**Extracted information**
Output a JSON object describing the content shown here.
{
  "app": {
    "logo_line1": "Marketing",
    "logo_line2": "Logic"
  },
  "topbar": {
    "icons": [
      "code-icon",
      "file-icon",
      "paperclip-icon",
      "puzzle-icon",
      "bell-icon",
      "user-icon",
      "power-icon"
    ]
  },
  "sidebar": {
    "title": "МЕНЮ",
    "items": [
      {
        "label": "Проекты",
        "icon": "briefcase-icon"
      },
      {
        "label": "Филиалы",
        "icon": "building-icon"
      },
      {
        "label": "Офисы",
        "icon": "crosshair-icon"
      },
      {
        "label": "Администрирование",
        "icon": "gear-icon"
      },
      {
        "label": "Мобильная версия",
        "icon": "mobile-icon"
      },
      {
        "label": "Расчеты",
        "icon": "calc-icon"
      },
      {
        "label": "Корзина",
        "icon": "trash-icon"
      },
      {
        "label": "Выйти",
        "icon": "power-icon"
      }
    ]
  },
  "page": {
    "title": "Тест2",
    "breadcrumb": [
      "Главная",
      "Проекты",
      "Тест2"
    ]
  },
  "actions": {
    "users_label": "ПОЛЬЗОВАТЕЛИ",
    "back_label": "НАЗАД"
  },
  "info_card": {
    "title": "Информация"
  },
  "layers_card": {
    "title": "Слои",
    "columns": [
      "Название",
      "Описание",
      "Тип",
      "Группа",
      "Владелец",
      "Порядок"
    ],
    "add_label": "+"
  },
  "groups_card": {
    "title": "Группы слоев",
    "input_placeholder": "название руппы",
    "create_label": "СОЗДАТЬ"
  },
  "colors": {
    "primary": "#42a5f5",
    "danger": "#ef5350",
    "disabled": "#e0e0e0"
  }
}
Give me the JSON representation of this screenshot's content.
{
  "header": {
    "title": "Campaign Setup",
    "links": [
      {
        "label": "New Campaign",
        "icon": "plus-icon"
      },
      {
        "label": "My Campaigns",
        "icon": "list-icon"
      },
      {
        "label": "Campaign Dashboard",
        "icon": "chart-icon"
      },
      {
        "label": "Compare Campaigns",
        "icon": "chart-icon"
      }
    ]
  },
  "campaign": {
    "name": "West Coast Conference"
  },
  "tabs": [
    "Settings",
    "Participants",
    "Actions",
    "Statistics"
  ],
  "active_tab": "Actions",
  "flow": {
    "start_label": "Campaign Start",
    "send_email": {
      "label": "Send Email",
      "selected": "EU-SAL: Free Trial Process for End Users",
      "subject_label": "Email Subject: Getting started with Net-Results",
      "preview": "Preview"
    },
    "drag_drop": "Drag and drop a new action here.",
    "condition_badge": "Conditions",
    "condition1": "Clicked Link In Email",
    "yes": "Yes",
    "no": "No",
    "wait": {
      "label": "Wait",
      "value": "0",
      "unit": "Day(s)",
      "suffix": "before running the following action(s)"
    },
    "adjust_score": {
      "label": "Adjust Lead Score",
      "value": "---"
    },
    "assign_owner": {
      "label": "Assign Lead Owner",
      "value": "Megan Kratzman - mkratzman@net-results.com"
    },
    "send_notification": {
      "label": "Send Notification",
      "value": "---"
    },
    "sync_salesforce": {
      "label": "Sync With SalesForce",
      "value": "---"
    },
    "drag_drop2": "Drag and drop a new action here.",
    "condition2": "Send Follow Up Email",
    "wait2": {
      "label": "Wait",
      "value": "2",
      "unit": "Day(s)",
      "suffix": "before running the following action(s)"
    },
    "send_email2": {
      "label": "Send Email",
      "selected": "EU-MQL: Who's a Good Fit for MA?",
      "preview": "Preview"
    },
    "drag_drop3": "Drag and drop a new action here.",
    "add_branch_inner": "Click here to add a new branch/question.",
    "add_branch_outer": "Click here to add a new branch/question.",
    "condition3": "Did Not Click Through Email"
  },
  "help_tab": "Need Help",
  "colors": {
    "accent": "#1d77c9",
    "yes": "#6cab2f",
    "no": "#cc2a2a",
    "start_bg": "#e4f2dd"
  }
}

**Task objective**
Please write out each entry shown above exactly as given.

**Worked solution**
Output a JSON object describing the content shown here.
{
  "app": {
    "logo_line1": "Marketing",
    "logo_line2": "Logic"
  },
  "topbar": {
    "icons": [
      "code-icon",
      "file-icon",
      "paperclip-icon",
      "puzzle-icon",
      "bell-icon",
      "user-icon",
      "power-icon"
    ]
  },
  "sidebar": {
    "title": "МЕНЮ",
    "items": [
      {
        "label": "Проекты",
        "icon": "briefcase-icon"
      },
      {
        "label": "Филиалы",
        "icon": "building-icon"
      },
      {
        "label": "Офисы",
        "icon": "crosshair-icon"
      },
      {
        "label": "Администрирование",
        "icon": "gear-icon"
      },
      {
        "label": "Мобильная версия",
        "icon": "mobile-icon"
      },
      {
        "label": "Расчеты",
        "icon": "calc-icon"
      },
      {
        "label": "Корзина",
        "icon": "trash-icon"
      },
      {
        "label": "Выйти",
        "icon": "power-icon"
      }
    ]
  },
  "page": {
    "title": "Тест2",
    "breadcrumb": [
      "Главная",
      "Проекты",
      "Тест2"
    ]
  },
  "actions": {
    "users_label": "ПОЛЬЗОВАТЕЛИ",
    "back_label": "НАЗАД"
  },
  "info_card": {
    "title": "Информация"
  },
  "layers_card": {
    "title": "Слои",
    "columns": [
      "Название",
      "Описание",
      "Тип",
      "Группа",
      "Владелец",
      "Порядок"
    ],
    "add_label": "+"
  },
  "groups_card": {
    "title": "Группы слоев",
    "input_placeholder": "название руппы",
    "create_label": "СОЗДАТЬ"
  },
  "colors": {
    "primary": "#42a5f5",
    "danger": "#ef5350",
    "disabled": "#e0e0e0"
  }
}
Give me the JSON representation of this screenshot's content.
{
  "header": {
    "title": "Campaign Setup",
    "links": [
      {
        "label": "New Campaign",
        "icon": "plus-icon"
      },
      {
        "label": "My Campaigns",
        "icon": "list-icon"
      },
      {
        "label": "Campaign Dashboard",
        "icon": "chart-icon"
      },
      {
        "label": "Compare Campaigns",
        "icon": "chart-icon"
      }
    ]
  },
  "campaign": {
    "name": "West Coast Conference"
  },
  "tabs": [
    "Settings",
    "Participants",
    "Actions",
    "Statistics"
  ],
  "active_tab": "Actions",
  "flow": {
    "start_label": "Campaign Start",
    "send_email": {
      "label": "Send Email",
      "selected": "EU-SAL: Free Trial Process for End Users",
      "subject_label": "Email Subject: Getting started with Net-Results",
      "preview": "Preview"
    },
    "drag_drop": "Drag and drop a new action here.",
    "condition_badge": "Conditions",
    "condition1": "Clicked Link In Email",
    "yes": "Yes",
    "no": "No",
    "wait": {
      "label": "Wait",
      "value": "0",
      "unit": "Day(s)",
      "suffix": "before running the following action(s)"
    },
    "adjust_score": {
      "label": "Adjust Lead Score",
      "value": "---"
    },
    "assign_owner": {
      "label": "Assign Lead Owner",
      "value": "Megan Kratzman - mkratzman@net-results.com"
    },
    "send_notification": {
      "label": "Send Notification",
      "value": "---"
    },
    "sync_salesforce": {
      "label": "Sync With SalesForce",
      "value": "---"
    },
    "drag_drop2": "Drag and drop a new action here.",
    "condition2": "Send Follow Up Email",
    "wait2": {
      "label": "Wait",
      "value": "2",
      "unit": "Day(s)",
      "suffix": "before running the following action(s)"
    },
    "send_email2": {
      "label": "Send Email",
      "selected": "EU-MQL: Who's a Good Fit for MA?",
      "preview": "Preview"
    },
    "drag_drop3": "Drag and drop a new action here.",
    "add_branch_inner": "Click here to add a new branch/question.",
    "add_branch_outer": "Click here to add a new branch/question.",
    "condition3": "Did Not Click Through Email"
  },
  "help_tab": "Need Help",
  "colors": {
    "accent": "#1d77c9",
    "yes": "#6cab2f",
    "no": "#cc2a2a",
    "start_bg": "#e4f2dd"
  }
}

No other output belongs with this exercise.